--- START ---

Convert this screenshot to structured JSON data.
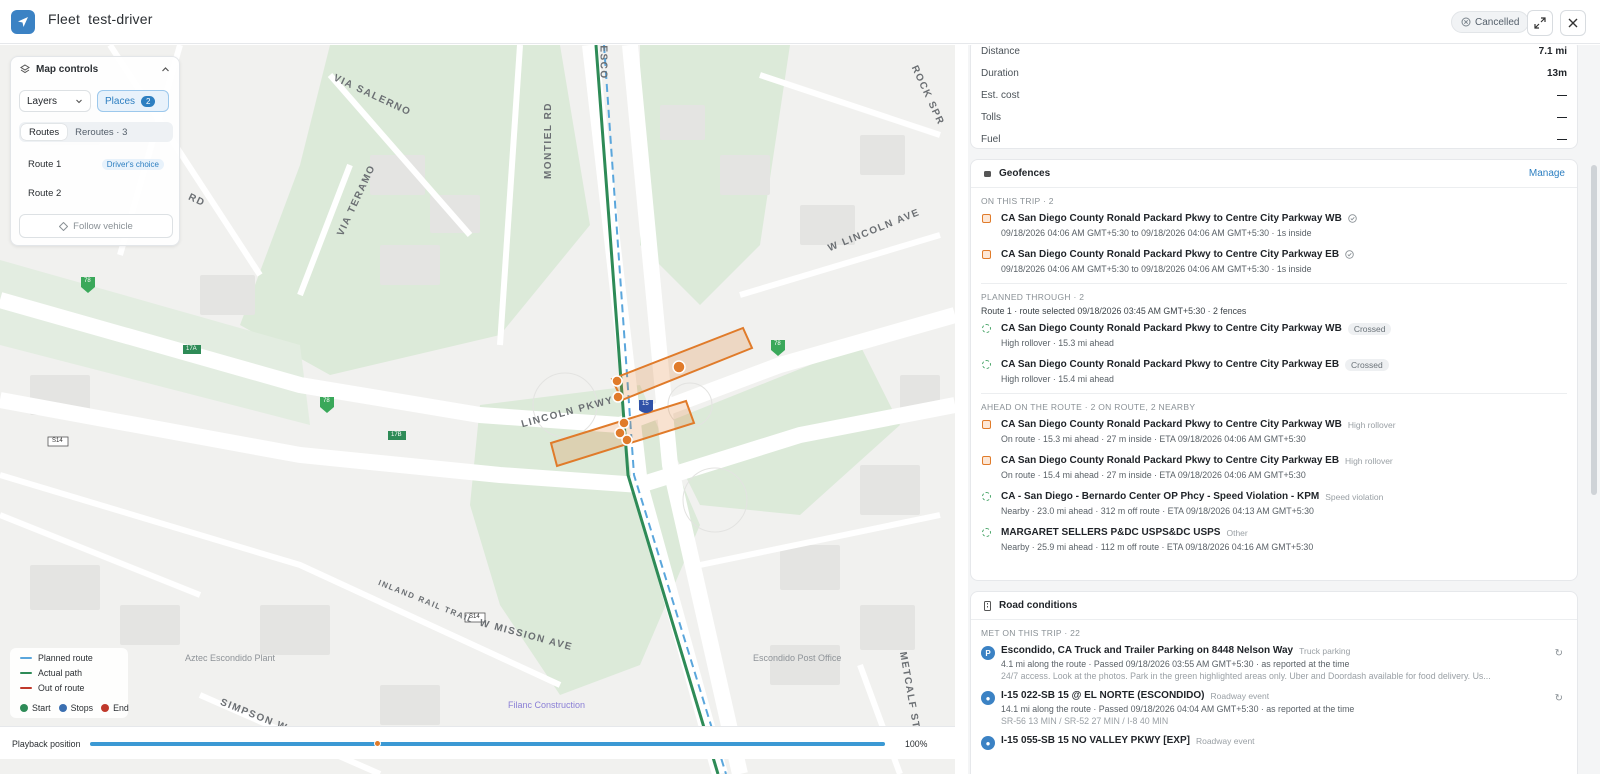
{
  "header": {
    "app": "Fleet",
    "driver": "test-driver",
    "status": "Cancelled",
    "expand_icon": "expand-icon",
    "close_icon": "close-icon"
  },
  "trip_summary": {
    "rows": [
      {
        "k": "Distance",
        "v": "7.1 mi"
      },
      {
        "k": "Duration",
        "v": "13m"
      },
      {
        "k": "Est. cost",
        "v": "—"
      },
      {
        "k": "Tolls",
        "v": "—"
      },
      {
        "k": "Fuel",
        "v": "—"
      }
    ]
  },
  "geofences": {
    "title": "Geofences",
    "manage": "Manage",
    "on_trip_label": "ON THIS TRIP · 2",
    "on_trip": [
      {
        "name": "CA San Diego County Ronald Packard Pkwy to Centre City Parkway WB",
        "detail": "09/18/2026 04:06 AM GMT+5:30 to 09/18/2026 04:06 AM GMT+5:30 · 1s inside"
      },
      {
        "name": "CA San Diego County Ronald Packard Pkwy to Centre City Parkway EB",
        "detail": "09/18/2026 04:06 AM GMT+5:30 to 09/18/2026 04:06 AM GMT+5:30 · 1s inside"
      }
    ],
    "planned_label": "PLANNED THROUGH · 2",
    "planned_note": "Route 1 · route selected 09/18/2026 03:45 AM GMT+5:30 · 2 fences",
    "planned": [
      {
        "name": "CA San Diego County Ronald Packard Pkwy to Centre City Parkway WB",
        "tag": "Crossed",
        "detail": "High rollover · 15.3 mi ahead"
      },
      {
        "name": "CA San Diego County Ronald Packard Pkwy to Centre City Parkway EB",
        "tag": "Crossed",
        "detail": "High rollover · 15.4 mi ahead"
      }
    ],
    "ahead_label": "AHEAD ON THE ROUTE · 2 ON ROUTE, 2 NEARBY",
    "ahead": [
      {
        "name": "CA San Diego County Ronald Packard Pkwy to Centre City Parkway WB",
        "tag": "High rollover",
        "detail": "On route · 15.3 mi ahead · 27 m inside · ETA 09/18/2026 04:06 AM GMT+5:30"
      },
      {
        "name": "CA San Diego County Ronald Packard Pkwy to Centre City Parkway EB",
        "tag": "High rollover",
        "detail": "On route · 15.4 mi ahead · 27 m inside · ETA 09/18/2026 04:06 AM GMT+5:30"
      },
      {
        "name": "CA - San Diego - Bernardo Center OP Phcy - Speed Violation - KPM",
        "tag": "Speed violation",
        "detail": "Nearby · 23.0 mi ahead · 312 m off route · ETA 09/18/2026 04:13 AM GMT+5:30"
      },
      {
        "name": "MARGARET SELLERS P&DC USPS&DC USPS",
        "tag": "Other",
        "detail": "Nearby · 25.9 mi ahead · 112 m off route · ETA 09/18/2026 04:16 AM GMT+5:30"
      }
    ]
  },
  "road": {
    "title": "Road conditions",
    "met_label": "MET ON THIS TRIP · 22",
    "items": [
      {
        "icon": "P",
        "name": "Escondido, CA Truck and Trailer Parking on 8448 Nelson Way",
        "tag": "Truck parking",
        "detail": "4.1 mi along the route · Passed 09/18/2026 03:55 AM GMT+5:30 · as reported at the time",
        "desc": "24/7 access. Look at the photos. Park in the green highlighted areas only. Uber and Doordash available for food delivery. Us..."
      },
      {
        "icon": "●",
        "name": "I-15 022-SB 15 @ EL NORTE (ESCONDIDO)",
        "tag": "Roadway event",
        "detail": "14.1 mi along the route · Passed 09/18/2026 04:04 AM GMT+5:30 · as reported at the time",
        "desc": "SR-56 13 MIN / SR-52 27 MIN / I-8 40 MIN"
      },
      {
        "icon": "●",
        "name": "I-15 055-SB 15 NO VALLEY PKWY [EXP]",
        "tag": "Roadway event",
        "detail": "",
        "desc": ""
      }
    ]
  },
  "map_controls": {
    "title": "Map controls",
    "layers": "Layers",
    "places": "Places",
    "places_count": "2",
    "tab_routes": "Routes",
    "tab_reroutes": "Reroutes · 3",
    "route1": "Route 1",
    "route1_tag": "Driver's choice",
    "route2": "Route 2",
    "follow": "Follow vehicle"
  },
  "legend": {
    "planned": "Planned route",
    "actual": "Actual path",
    "out": "Out of route",
    "start": "Start",
    "stops": "Stops",
    "end": "End"
  },
  "playback": {
    "label": "Playback position",
    "percent": "100%",
    "progress": 1.0
  },
  "map_labels": {
    "via_salerno": "VIA SALERNO",
    "via_teramo": "VIA TERAMO",
    "montiel": "MONTIEL RD",
    "lincoln_ave": "W LINCOLN AVE",
    "lincoln_pkwy": "LINCOLN PKWY",
    "rock_spr": "ROCK SPR",
    "mission": "W MISSION AVE",
    "inland": "INLAND RAIL TRAIL",
    "simpson": "SIMPSON W",
    "metcalf": "METCALF ST",
    "rd": "RD",
    "esco": "ESCO",
    "aztec": "Aztec Escondido Plant",
    "post": "Escondido Post Office",
    "filanc": "Filanc Construction",
    "s14a": "S14",
    "s14b": "S14",
    "r78a": "78",
    "r78b": "78",
    "r78c": "78",
    "x17a": "17A",
    "x17b": "17B",
    "i15": "15"
  },
  "colors": {
    "accent": "#2d7fc1",
    "planned": "#5aa6dc",
    "actual": "#2e8b57",
    "out": "#c0392b",
    "geofence": "#e07b2a"
  }
}
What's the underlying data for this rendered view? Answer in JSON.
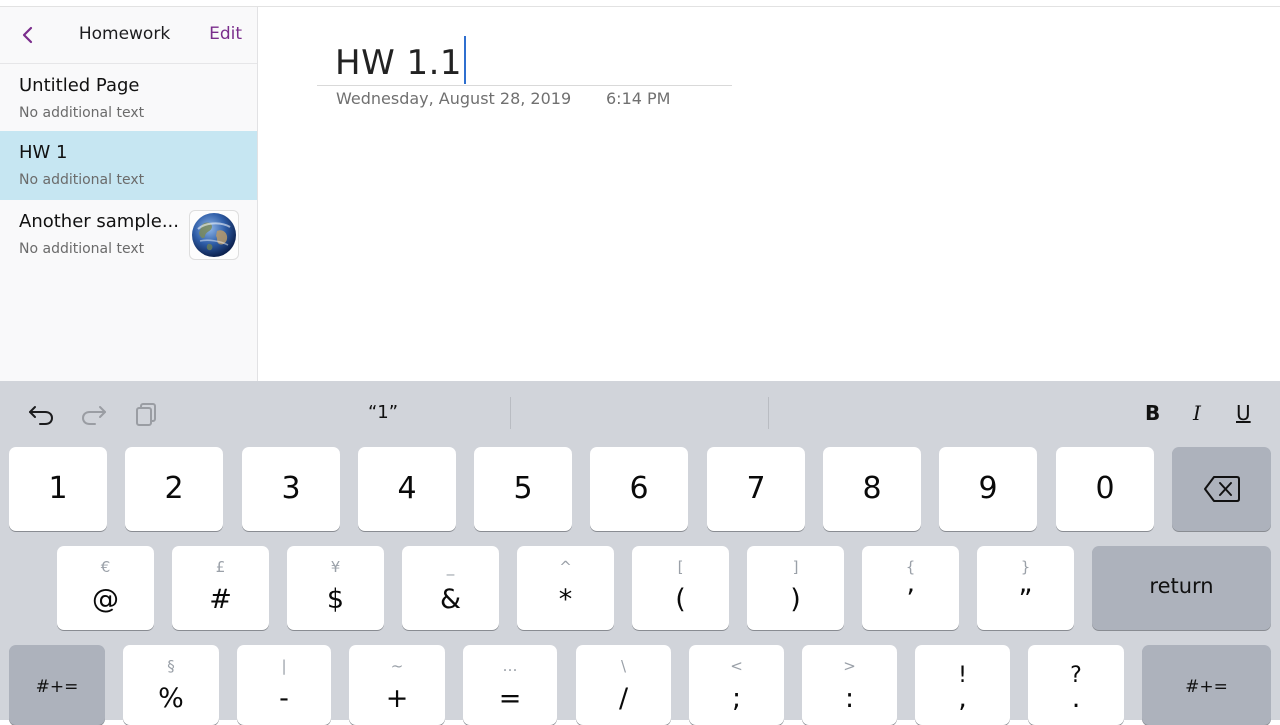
{
  "sidebar": {
    "back_icon": "chevron-left-icon",
    "title": "Homework",
    "edit_label": "Edit",
    "pages": [
      {
        "title": "Untitled Page",
        "subtitle": "No additional text",
        "selected": false
      },
      {
        "title": "HW 1",
        "subtitle": "No additional text",
        "selected": true
      },
      {
        "title": "Another sample...",
        "subtitle": "No additional text",
        "selected": false,
        "thumbnail": "earth-globe-image"
      }
    ]
  },
  "note": {
    "title": "HW 1.1",
    "date": "Wednesday, August 28, 2019",
    "time": "6:14 PM"
  },
  "keyboard": {
    "toolbar": {
      "undo_icon": "undo-icon",
      "redo_icon": "redo-icon",
      "paste_icon": "paste-icon",
      "suggestion": "“1”",
      "bold_label": "B",
      "italic_label": "I",
      "underline_label": "U"
    },
    "row1": [
      "1",
      "2",
      "3",
      "4",
      "5",
      "6",
      "7",
      "8",
      "9",
      "0"
    ],
    "backspace_icon": "backspace-icon",
    "row2": [
      {
        "main": "@",
        "alt": "€"
      },
      {
        "main": "#",
        "alt": "£"
      },
      {
        "main": "$",
        "alt": "¥"
      },
      {
        "main": "&",
        "alt": "_"
      },
      {
        "main": "*",
        "alt": "^"
      },
      {
        "main": "(",
        "alt": "["
      },
      {
        "main": ")",
        "alt": "]"
      },
      {
        "main": "’",
        "alt": "{"
      },
      {
        "main": "”",
        "alt": "}"
      }
    ],
    "return_label": "return",
    "row3_left": "#+=",
    "row3": [
      {
        "main": "%",
        "alt": "§"
      },
      {
        "main": "-",
        "alt": "|"
      },
      {
        "main": "+",
        "alt": "~"
      },
      {
        "main": "=",
        "alt": "…"
      },
      {
        "main": "/",
        "alt": "\\"
      },
      {
        "main": ";",
        "alt": "<"
      },
      {
        "main": ":",
        "alt": ">"
      },
      {
        "main": ",",
        "alt": "!"
      },
      {
        "main": ".",
        "alt": "?"
      }
    ],
    "row3_right": "#+="
  }
}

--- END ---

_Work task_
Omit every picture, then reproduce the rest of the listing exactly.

_Problem solution_
Convert this screenshot to structured JSON data.
{
  "header": {
    "app": "Fleet",
    "driver": "test-driver",
    "status": "Cancelled",
    "expand_icon": "expand-icon",
    "close_icon": "close-icon"
  },
  "trip_summary": {
    "rows": [
      {
        "k": "Distance",
        "v": "7.1 mi"
      },
      {
        "k": "Duration",
        "v": "13m"
      },
      {
        "k": "Est. cost",
        "v": "—"
      },
      {
        "k": "Tolls",
        "v": "—"
      },
      {
        "k": "Fuel",
        "v": "—"
      }
    ]
  },
  "geofences": {
    "title": "Geofences",
    "manage": "Manage",
    "on_trip_label": "ON THIS TRIP · 2",
    "on_trip": [
      {
        "name": "CA San Diego County Ronald Packard Pkwy to Centre City Parkway WB",
        "detail": "09/18/2026 04:06 AM GMT+5:30 to 09/18/2026 04:06 AM GMT+5:30 · 1s inside"
      },
      {
        "name": "CA San Diego County Ronald Packard Pkwy to Centre City Parkway EB",
        "detail": "09/18/2026 04:06 AM GMT+5:30 to 09/18/2026 04:06 AM GMT+5:30 · 1s inside"
      }
    ],
    "planned_label": "PLANNED THROUGH · 2",
    "planned_note": "Route 1 · route selected 09/18/2026 03:45 AM GMT+5:30 · 2 fences",
    "planned": [
      {
        "name": "CA San Diego County Ronald Packard Pkwy to Centre City Parkway WB",
        "tag": "Crossed",
        "detail": "High rollover · 15.3 mi ahead"
      },
      {
        "name": "CA San Diego County Ronald Packard Pkwy to Centre City Parkway EB",
        "tag": "Crossed",
        "detail": "High rollover · 15.4 mi ahead"
      }
    ],
    "ahead_label": "AHEAD ON THE ROUTE · 2 ON ROUTE, 2 NEARBY",
    "ahead": [
      {
        "name": "CA San Diego County Ronald Packard Pkwy to Centre City Parkway WB",
        "tag": "High rollover",
        "detail": "On route · 15.3 mi ahead · 27 m inside · ETA 09/18/2026 04:06 AM GMT+5:30"
      },
      {
        "name": "CA San Diego County Ronald Packard Pkwy to Centre City Parkway EB",
        "tag": "High rollover",
        "detail": "On route · 15.4 mi ahead · 27 m inside · ETA 09/18/2026 04:06 AM GMT+5:30"
      },
      {
        "name": "CA - San Diego - Bernardo Center OP Phcy - Speed Violation - KPM",
        "tag": "Speed violation",
        "detail": "Nearby · 23.0 mi ahead · 312 m off route · ETA 09/18/2026 04:13 AM GMT+5:30"
      },
      {
        "name": "MARGARET SELLERS P&DC USPS&DC USPS",
        "tag": "Other",
        "detail": "Nearby · 25.9 mi ahead · 112 m off route · ETA 09/18/2026 04:16 AM GMT+5:30"
      }
    ]
  },
  "road": {
    "title": "Road conditions",
    "met_label": "MET ON THIS TRIP · 22",
    "items": [
      {
        "icon": "P",
        "name": "Escondido, CA Truck and Trailer Parking on 8448 Nelson Way",
        "tag": "Truck parking",
        "detail": "4.1 mi along the route · Passed 09/18/2026 03:55 AM GMT+5:30 · as reported at the time",
        "desc": "24/7 access. Look at the photos. Park in the green highlighted areas only. Uber and Doordash available for food delivery. Us..."
      },
      {
        "icon": "●",
        "name": "I-15 022-SB 15 @ EL NORTE (ESCONDIDO)",
        "tag": "Roadway event",
        "detail": "14.1 mi along the route · Passed 09/18/2026 04:04 AM GMT+5:30 · as reported at the time",
        "desc": "SR-56 13 MIN / SR-52 27 MIN / I-8 40 MIN"
      },
      {
        "icon": "●",
        "name": "I-15 055-SB 15 NO VALLEY PKWY [EXP]",
        "tag": "Roadway event",
        "detail": "",
        "desc": ""
      }
    ]
  },
  "map_controls": {
    "title": "Map controls",
    "layers": "Layers",
    "places": "Places",
    "places_count": "2",
    "tab_routes": "Routes",
    "tab_reroutes": "Reroutes · 3",
    "route1": "Route 1",
    "route1_tag": "Driver's choice",
    "route2": "Route 2",
    "follow": "Follow vehicle"
  },
  "legend": {
    "planned": "Planned route",
    "actual": "Actual path",
    "out": "Out of route",
    "start": "Start",
    "stops": "Stops",
    "end": "End"
  },
  "playback": {
    "label": "Playback position",
    "percent": "100%",
    "progress": 1.0
  },
  "map_labels": {
    "via_salerno": "VIA SALERNO",
    "via_teramo": "VIA TERAMO",
    "montiel": "MONTIEL RD",
    "lincoln_ave": "W LINCOLN AVE",
    "lincoln_pkwy": "LINCOLN PKWY",
    "rock_spr": "ROCK SPR",
    "mission": "W MISSION AVE",
    "inland": "INLAND RAIL TRAIL",
    "simpson": "SIMPSON W",
    "metcalf": "METCALF ST",
    "rd": "RD",
    "esco": "ESCO",
    "aztec": "Aztec Escondido Plant",
    "post": "Escondido Post Office",
    "filanc": "Filanc Construction",
    "s14a": "S14",
    "s14b": "S14",
    "r78a": "78",
    "r78b": "78",
    "r78c": "78",
    "x17a": "17A",
    "x17b": "17B",
    "i15": "15"
  },
  "colors": {
    "accent": "#2d7fc1",
    "planned": "#5aa6dc",
    "actual": "#2e8b57",
    "out": "#c0392b",
    "geofence": "#e07b2a"
  }
}
What's the underlying data for this rendered view? Answer in JSON.
{
  "sidebar": {
    "back_icon": "chevron-left-icon",
    "title": "Homework",
    "edit_label": "Edit",
    "pages": [
      {
        "title": "Untitled Page",
        "subtitle": "No additional text",
        "selected": false
      },
      {
        "title": "HW 1",
        "subtitle": "No additional text",
        "selected": true
      },
      {
        "title": "Another sample...",
        "subtitle": "No additional text",
        "selected": false,
        "thumbnail": "earth-globe-image"
      }
    ]
  },
  "note": {
    "title": "HW 1.1",
    "date": "Wednesday, August 28, 2019",
    "time": "6:14 PM"
  },
  "keyboard": {
    "toolbar": {
      "undo_icon": "undo-icon",
      "redo_icon": "redo-icon",
      "paste_icon": "paste-icon",
      "suggestion": "“1”",
      "bold_label": "B",
      "italic_label": "I",
      "underline_label": "U"
    },
    "row1": [
      "1",
      "2",
      "3",
      "4",
      "5",
      "6",
      "7",
      "8",
      "9",
      "0"
    ],
    "backspace_icon": "backspace-icon",
    "row2": [
      {
        "main": "@",
        "alt": "€"
      },
      {
        "main": "#",
        "alt": "£"
      },
      {
        "main": "$",
        "alt": "¥"
      },
      {
        "main": "&",
        "alt": "_"
      },
      {
        "main": "*",
        "alt": "^"
      },
      {
        "main": "(",
        "alt": "["
      },
      {
        "main": ")",
        "alt": "]"
      },
      {
        "main": "’",
        "alt": "{"
      },
      {
        "main": "”",
        "alt": "}"
      }
    ],
    "return_label": "return",
    "row3_left": "#+=",
    "row3": [
      {
        "main": "%",
        "alt": "§"
      },
      {
        "main": "-",
        "alt": "|"
      },
      {
        "main": "+",
        "alt": "~"
      },
      {
        "main": "=",
        "alt": "…"
      },
      {
        "main": "/",
        "alt": "\\"
      },
      {
        "main": ";",
        "alt": "<"
      },
      {
        "main": ":",
        "alt": ">"
      },
      {
        "main": ",",
        "alt": "!"
      },
      {
        "main": ".",
        "alt": "?"
      }
    ],
    "row3_right": "#+="
  }
}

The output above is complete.